[Web page and app entries]
----

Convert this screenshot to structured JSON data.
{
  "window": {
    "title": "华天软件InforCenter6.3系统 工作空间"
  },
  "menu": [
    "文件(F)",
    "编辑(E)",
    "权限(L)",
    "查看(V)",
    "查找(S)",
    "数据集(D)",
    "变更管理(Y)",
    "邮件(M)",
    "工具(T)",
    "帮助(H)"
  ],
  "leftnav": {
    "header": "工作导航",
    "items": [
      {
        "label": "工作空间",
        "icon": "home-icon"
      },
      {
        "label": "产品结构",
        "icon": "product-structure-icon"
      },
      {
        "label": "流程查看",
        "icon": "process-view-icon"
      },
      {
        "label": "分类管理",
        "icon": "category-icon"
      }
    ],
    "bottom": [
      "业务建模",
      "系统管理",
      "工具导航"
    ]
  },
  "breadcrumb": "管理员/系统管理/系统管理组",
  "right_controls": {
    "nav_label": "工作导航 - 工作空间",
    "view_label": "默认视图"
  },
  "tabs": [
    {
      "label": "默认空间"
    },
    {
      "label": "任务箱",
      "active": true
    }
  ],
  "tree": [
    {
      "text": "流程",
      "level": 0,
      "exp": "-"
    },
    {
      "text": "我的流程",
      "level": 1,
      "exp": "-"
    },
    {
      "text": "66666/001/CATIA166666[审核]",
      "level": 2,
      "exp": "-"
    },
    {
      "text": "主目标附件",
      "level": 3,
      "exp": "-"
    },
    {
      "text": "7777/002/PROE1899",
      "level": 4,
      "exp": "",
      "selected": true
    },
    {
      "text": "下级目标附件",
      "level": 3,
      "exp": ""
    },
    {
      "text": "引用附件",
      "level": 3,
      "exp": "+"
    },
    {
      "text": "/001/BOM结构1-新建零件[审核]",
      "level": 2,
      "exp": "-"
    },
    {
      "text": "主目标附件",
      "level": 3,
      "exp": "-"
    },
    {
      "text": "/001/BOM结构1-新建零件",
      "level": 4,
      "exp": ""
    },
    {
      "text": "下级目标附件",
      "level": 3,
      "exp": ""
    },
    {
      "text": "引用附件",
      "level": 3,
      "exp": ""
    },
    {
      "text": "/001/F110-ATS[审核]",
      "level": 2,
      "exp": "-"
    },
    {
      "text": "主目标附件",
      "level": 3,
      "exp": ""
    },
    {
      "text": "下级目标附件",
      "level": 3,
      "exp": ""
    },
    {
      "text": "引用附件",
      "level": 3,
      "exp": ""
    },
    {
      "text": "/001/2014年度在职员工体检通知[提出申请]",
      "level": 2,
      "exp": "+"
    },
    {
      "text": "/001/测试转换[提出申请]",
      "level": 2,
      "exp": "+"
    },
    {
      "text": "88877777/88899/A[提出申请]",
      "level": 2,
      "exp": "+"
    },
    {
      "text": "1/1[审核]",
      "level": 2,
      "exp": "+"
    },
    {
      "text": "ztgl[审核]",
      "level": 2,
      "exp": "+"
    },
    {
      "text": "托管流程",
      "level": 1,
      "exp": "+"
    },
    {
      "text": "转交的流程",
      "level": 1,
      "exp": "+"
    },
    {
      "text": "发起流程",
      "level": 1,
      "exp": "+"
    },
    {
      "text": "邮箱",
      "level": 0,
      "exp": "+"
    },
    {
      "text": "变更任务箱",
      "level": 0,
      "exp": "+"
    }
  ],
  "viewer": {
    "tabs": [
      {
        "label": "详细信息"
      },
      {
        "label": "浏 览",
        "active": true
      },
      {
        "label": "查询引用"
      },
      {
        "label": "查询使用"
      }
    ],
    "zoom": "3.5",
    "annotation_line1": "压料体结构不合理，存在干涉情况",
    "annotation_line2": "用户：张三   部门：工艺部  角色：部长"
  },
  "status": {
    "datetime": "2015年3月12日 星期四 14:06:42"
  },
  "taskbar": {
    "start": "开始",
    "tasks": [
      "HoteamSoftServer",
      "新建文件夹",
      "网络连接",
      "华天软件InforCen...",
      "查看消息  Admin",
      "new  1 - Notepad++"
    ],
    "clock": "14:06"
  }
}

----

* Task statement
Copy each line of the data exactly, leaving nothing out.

* Reply
Convert this screenshot to structured JSON data.
{
  "window": {
    "title": "华天软件InforCenter6.3系统 工作空间"
  },
  "menu": [
    "文件(F)",
    "编辑(E)",
    "权限(L)",
    "查看(V)",
    "查找(S)",
    "数据集(D)",
    "变更管理(Y)",
    "邮件(M)",
    "工具(T)",
    "帮助(H)"
  ],
  "leftnav": {
    "header": "工作导航",
    "items": [
      {
        "label": "工作空间",
        "icon": "home-icon"
      },
      {
        "label": "产品结构",
        "icon": "product-structure-icon"
      },
      {
        "label": "流程查看",
        "icon": "process-view-icon"
      },
      {
        "label": "分类管理",
        "icon": "category-icon"
      }
    ],
    "bottom": [
      "业务建模",
      "系统管理",
      "工具导航"
    ]
  },
  "breadcrumb": "管理员/系统管理/系统管理组",
  "right_controls": {
    "nav_label": "工作导航 - 工作空间",
    "view_label": "默认视图"
  },
  "tabs": [
    {
      "label": "默认空间"
    },
    {
      "label": "任务箱",
      "active": true
    }
  ],
  "tree": [
    {
      "text": "流程",
      "level": 0,
      "exp": "-"
    },
    {
      "text": "我的流程",
      "level": 1,
      "exp": "-"
    },
    {
      "text": "66666/001/CATIA166666[审核]",
      "level": 2,
      "exp": "-"
    },
    {
      "text": "主目标附件",
      "level": 3,
      "exp": "-"
    },
    {
      "text": "7777/002/PROE1899",
      "level": 4,
      "exp": "",
      "selected": true
    },
    {
      "text": "下级目标附件",
      "level": 3,
      "exp": ""
    },
    {
      "text": "引用附件",
      "level": 3,
      "exp": "+"
    },
    {
      "text": "/001/BOM结构1-新建零件[审核]",
      "level": 2,
      "exp": "-"
    },
    {
      "text": "主目标附件",
      "level": 3,
      "exp": "-"
    },
    {
      "text": "/001/BOM结构1-新建零件",
      "level": 4,
      "exp": ""
    },
    {
      "text": "下级目标附件",
      "level": 3,
      "exp": ""
    },
    {
      "text": "引用附件",
      "level": 3,
      "exp": ""
    },
    {
      "text": "/001/F110-ATS[审核]",
      "level": 2,
      "exp": "-"
    },
    {
      "text": "主目标附件",
      "level": 3,
      "exp": ""
    },
    {
      "text": "下级目标附件",
      "level": 3,
      "exp": ""
    },
    {
      "text": "引用附件",
      "level": 3,
      "exp": ""
    },
    {
      "text": "/001/2014年度在职员工体检通知[提出申请]",
      "level": 2,
      "exp": "+"
    },
    {
      "text": "/001/测试转换[提出申请]",
      "level": 2,
      "exp": "+"
    },
    {
      "text": "88877777/88899/A[提出申请]",
      "level": 2,
      "exp": "+"
    },
    {
      "text": "1/1[审核]",
      "level": 2,
      "exp": "+"
    },
    {
      "text": "ztgl[审核]",
      "level": 2,
      "exp": "+"
    },
    {
      "text": "托管流程",
      "level": 1,
      "exp": "+"
    },
    {
      "text": "转交的流程",
      "level": 1,
      "exp": "+"
    },
    {
      "text": "发起流程",
      "level": 1,
      "exp": "+"
    },
    {
      "text": "邮箱",
      "level": 0,
      "exp": "+"
    },
    {
      "text": "变更任务箱",
      "level": 0,
      "exp": "+"
    }
  ],
  "viewer": {
    "tabs": [
      {
        "label": "详细信息"
      },
      {
        "label": "浏 览",
        "active": true
      },
      {
        "label": "查询引用"
      },
      {
        "label": "查询使用"
      }
    ],
    "zoom": "3.5",
    "annotation_line1": "压料体结构不合理，存在干涉情况",
    "annotation_line2": "用户：张三   部门：工艺部  角色：部长"
  },
  "status": {
    "datetime": "2015年3月12日 星期四 14:06:42"
  },
  "taskbar": {
    "start": "开始",
    "tasks": [
      "HoteamSoftServer",
      "新建文件夹",
      "网络连接",
      "华天软件InforCen...",
      "查看消息  Admin",
      "new  1 - Notepad++"
    ],
    "clock": "14:06"
  }
}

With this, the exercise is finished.